Early in my own adolescence I had a question: what separates the kids who decided to drink and do drugs from those who didn’t? Like many of my peers, I was confused. At first it seemed only the “bad” kids drank or did drugs. But as the years went by, more and more kids picked it up. By tenth grade, it seemed like most of my friends had at least experimented with drugs and alcohol, and there was no linking factor among them. Some were smart. Some struggled in school. Some were popular. Some were unpopular. Some had active parents. Some had absent parents. Some were athletes. Some were couch potatoes. What characteristic could possibly connect such a motley group of teens?
I thought it through consciously, and I decided to try a different approach. What did the teenagers who weren’t doing drugs and alcohol have in common? No social group was immune to drug and alcohol use; so what was different about the individuals who decided against it?
The answer at that point was clear. Almost all of the kids I knew who had decided against drugs and alcohol were leaders in their schools, houses of worship, and communities. They had taken on leadership positions and put forth a conscious effort to better their leadership skills. They weren’t all “natural leaders” – but the majority of them had given leadership a shot and became officers of clubs or captains of teams.

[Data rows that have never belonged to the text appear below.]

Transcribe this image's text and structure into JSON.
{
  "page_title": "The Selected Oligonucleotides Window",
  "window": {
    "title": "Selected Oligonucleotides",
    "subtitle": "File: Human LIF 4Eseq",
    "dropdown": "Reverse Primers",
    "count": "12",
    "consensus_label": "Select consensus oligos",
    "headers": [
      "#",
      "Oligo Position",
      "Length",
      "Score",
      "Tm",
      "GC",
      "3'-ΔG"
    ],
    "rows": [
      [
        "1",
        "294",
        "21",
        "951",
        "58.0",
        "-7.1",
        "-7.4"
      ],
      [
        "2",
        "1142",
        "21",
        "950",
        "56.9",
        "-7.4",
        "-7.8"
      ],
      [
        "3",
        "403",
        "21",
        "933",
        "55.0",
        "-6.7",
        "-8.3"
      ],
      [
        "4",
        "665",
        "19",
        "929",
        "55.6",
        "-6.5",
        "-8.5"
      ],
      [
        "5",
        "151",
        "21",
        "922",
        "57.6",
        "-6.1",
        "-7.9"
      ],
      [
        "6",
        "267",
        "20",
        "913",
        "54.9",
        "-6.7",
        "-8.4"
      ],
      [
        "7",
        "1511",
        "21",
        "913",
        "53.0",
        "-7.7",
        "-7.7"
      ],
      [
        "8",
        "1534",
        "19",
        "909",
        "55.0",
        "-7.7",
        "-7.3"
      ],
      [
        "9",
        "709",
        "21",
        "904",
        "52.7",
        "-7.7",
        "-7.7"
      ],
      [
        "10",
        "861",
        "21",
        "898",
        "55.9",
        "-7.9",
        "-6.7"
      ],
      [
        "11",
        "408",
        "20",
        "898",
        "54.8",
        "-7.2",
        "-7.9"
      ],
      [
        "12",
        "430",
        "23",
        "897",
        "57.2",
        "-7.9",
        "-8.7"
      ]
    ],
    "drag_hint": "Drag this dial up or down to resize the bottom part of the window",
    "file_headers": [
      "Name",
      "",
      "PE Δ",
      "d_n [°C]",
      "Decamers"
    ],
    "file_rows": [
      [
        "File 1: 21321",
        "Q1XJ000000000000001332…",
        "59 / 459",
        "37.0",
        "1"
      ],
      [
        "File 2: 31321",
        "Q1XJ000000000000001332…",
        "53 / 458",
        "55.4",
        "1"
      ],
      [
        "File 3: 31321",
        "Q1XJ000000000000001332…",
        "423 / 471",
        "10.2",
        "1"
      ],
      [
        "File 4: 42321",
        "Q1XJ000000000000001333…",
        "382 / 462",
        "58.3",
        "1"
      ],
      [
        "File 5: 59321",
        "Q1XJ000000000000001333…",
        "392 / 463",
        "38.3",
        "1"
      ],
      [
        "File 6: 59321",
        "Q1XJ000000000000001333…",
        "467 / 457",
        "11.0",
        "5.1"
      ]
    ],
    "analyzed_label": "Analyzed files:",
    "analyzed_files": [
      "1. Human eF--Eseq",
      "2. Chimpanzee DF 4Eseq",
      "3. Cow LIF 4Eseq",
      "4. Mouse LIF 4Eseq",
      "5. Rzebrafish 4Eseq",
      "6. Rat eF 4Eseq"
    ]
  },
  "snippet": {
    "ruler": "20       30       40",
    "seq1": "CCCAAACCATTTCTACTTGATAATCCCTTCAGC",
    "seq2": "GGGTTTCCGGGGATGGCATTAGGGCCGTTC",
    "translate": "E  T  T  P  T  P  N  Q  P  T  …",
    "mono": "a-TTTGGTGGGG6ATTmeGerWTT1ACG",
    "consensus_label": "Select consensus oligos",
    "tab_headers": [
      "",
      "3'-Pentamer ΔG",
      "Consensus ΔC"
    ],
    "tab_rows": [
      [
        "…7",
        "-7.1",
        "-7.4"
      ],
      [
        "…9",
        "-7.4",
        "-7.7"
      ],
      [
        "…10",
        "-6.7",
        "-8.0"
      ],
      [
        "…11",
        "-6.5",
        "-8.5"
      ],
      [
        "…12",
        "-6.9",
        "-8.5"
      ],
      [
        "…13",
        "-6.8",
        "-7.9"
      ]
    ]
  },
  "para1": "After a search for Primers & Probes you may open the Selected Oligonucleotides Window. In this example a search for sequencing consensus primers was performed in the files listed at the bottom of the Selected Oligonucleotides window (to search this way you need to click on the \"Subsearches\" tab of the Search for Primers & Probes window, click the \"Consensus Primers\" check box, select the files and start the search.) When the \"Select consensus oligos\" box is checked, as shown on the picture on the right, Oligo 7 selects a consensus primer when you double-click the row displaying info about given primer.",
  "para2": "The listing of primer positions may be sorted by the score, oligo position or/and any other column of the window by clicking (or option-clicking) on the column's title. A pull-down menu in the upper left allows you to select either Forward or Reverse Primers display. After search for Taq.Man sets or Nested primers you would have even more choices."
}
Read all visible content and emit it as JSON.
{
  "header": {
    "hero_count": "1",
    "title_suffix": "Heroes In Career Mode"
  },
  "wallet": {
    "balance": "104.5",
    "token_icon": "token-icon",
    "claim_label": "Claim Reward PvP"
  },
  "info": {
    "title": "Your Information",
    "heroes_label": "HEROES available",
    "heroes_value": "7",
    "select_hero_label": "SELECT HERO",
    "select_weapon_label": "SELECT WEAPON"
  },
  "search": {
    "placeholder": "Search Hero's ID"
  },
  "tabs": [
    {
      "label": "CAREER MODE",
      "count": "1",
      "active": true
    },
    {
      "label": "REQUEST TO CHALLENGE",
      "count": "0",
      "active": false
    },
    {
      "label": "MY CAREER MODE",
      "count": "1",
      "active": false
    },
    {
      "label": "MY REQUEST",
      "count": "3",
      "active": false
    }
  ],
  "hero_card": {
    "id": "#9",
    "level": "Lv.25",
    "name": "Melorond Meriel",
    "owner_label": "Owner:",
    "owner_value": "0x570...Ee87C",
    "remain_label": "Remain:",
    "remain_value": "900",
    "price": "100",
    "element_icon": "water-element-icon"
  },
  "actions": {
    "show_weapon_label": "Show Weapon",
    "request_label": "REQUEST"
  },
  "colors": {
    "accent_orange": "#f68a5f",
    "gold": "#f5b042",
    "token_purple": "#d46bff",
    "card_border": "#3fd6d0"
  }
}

After investigating the available literature, I can see why leadership was the commonality among students who decided against drugs and alcohol, and my theory coincides with the concept of Positive Youth Development. Leadership satisfies several of the protective factors for drug and alcohol use among adolescents. Student leaders feel connected with their schools and communities. They feel responsible to both their own actions and their followers. They have meaningful relationships with adults and teachers, and through their experiences, they develop a strong sense of self-worth. Leadership has it all.
The decision to experiment or get involved with drugs and alcohol is a personal one, so it’s time we developed the people who make that decision. My suggestion to both parents and the prevention community is to consider leadership and leadership education as a method of problem behavior prevention. Research proves we can teach leadership skills to students, and it may be the magic key we’ve been looking for when it comes to Positive Youth Development.
Theodore Caputi is a student at the Wharton School of the University of Pennsylvania. While in high school, he founded and directed a non-profit organization called the Student Leader Union, which fosters student leadership and community engagement. He is currently a policy intern at the Treatment Research Institute, where he also serves as a member of the Institutional Review Board.